ACTIVITY:
Without the pictures, repeat all of the data exactly as it appears below.

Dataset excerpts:
»»

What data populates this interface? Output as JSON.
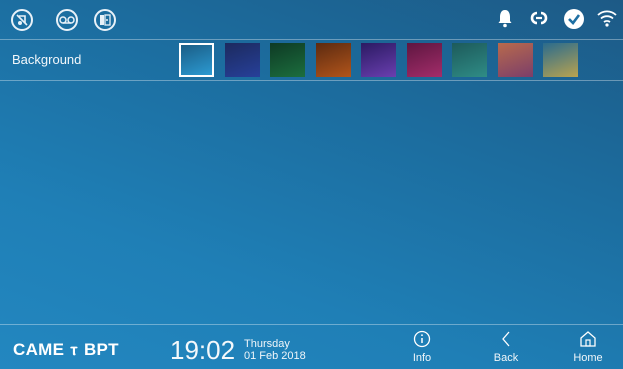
{
  "topbar": {
    "left_icons": [
      "mute-ringtone-icon",
      "voicemail-icon",
      "door-status-icon"
    ],
    "right_icons": [
      "bell-icon",
      "link-icon",
      "check-icon",
      "wifi-icon"
    ]
  },
  "settings": {
    "background_label": "Background",
    "swatch_count": 9,
    "selected_index": 0,
    "swatches": [
      [
        "#1a5d86",
        "#2c9ad2"
      ],
      [
        "#1c2a5e",
        "#27409a"
      ],
      [
        "#0e3a24",
        "#1c6e3e"
      ],
      [
        "#5c2a10",
        "#b2551b"
      ],
      [
        "#2b1a62",
        "#6a3fb0"
      ],
      [
        "#5e1640",
        "#a32d6a"
      ],
      [
        "#1d5a5a",
        "#2f8c86"
      ],
      [
        "#b86a4c",
        "#7b3e6a"
      ],
      [
        "#2a6b8d",
        "#b9a350"
      ]
    ]
  },
  "brand": {
    "left": "CAME",
    "symbol": "ⲧ",
    "right": "BPT"
  },
  "clock": {
    "time": "19:02",
    "day": "Thursday",
    "date": "01 Feb 2018"
  },
  "nav": {
    "info": "Info",
    "back": "Back",
    "home": "Home"
  }
}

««

THE ANSWER:
What data populates this interface? Output as JSON.
{
  "topbar": {
    "left_icons": [
      "mute-ringtone-icon",
      "voicemail-icon",
      "door-status-icon"
    ],
    "right_icons": [
      "bell-icon",
      "link-icon",
      "check-icon",
      "wifi-icon"
    ]
  },
  "settings": {
    "background_label": "Background",
    "swatch_count": 9,
    "selected_index": 0,
    "swatches": [
      [
        "#1a5d86",
        "#2c9ad2"
      ],
      [
        "#1c2a5e",
        "#27409a"
      ],
      [
        "#0e3a24",
        "#1c6e3e"
      ],
      [
        "#5c2a10",
        "#b2551b"
      ],
      [
        "#2b1a62",
        "#6a3fb0"
      ],
      [
        "#5e1640",
        "#a32d6a"
      ],
      [
        "#1d5a5a",
        "#2f8c86"
      ],
      [
        "#b86a4c",
        "#7b3e6a"
      ],
      [
        "#2a6b8d",
        "#b9a350"
      ]
    ]
  },
  "brand": {
    "left": "CAME",
    "symbol": "ⲧ",
    "right": "BPT"
  },
  "clock": {
    "time": "19:02",
    "day": "Thursday",
    "date": "01 Feb 2018"
  },
  "nav": {
    "info": "Info",
    "back": "Back",
    "home": "Home"
  }
}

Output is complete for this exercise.